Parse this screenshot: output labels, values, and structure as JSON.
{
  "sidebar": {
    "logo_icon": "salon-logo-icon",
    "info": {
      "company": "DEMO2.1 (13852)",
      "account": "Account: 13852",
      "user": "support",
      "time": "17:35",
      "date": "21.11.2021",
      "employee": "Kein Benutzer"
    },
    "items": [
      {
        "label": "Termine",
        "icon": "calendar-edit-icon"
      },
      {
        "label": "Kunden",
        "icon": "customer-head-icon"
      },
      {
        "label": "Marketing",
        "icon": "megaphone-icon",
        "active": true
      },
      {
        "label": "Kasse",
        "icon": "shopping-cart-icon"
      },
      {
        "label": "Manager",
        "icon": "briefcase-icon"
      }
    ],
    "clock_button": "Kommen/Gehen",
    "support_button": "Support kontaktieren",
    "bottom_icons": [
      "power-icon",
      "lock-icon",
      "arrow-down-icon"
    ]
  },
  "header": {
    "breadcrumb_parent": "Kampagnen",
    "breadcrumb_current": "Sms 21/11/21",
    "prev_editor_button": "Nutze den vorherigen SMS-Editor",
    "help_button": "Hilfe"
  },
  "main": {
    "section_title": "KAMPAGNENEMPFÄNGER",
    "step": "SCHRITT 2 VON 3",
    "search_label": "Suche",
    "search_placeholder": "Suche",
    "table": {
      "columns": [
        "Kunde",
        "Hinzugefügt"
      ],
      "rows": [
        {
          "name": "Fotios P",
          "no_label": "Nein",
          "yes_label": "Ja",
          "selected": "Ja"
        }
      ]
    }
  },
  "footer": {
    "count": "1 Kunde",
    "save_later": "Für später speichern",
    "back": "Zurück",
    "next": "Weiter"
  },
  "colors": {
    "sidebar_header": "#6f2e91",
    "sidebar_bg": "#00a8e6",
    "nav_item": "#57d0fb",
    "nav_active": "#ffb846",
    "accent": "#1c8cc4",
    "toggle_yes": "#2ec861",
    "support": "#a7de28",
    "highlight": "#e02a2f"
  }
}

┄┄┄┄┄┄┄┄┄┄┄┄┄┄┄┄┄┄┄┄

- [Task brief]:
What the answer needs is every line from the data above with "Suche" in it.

- [Solution]:
    "search_label": "Suche",
    "search_placeholder": "Suche",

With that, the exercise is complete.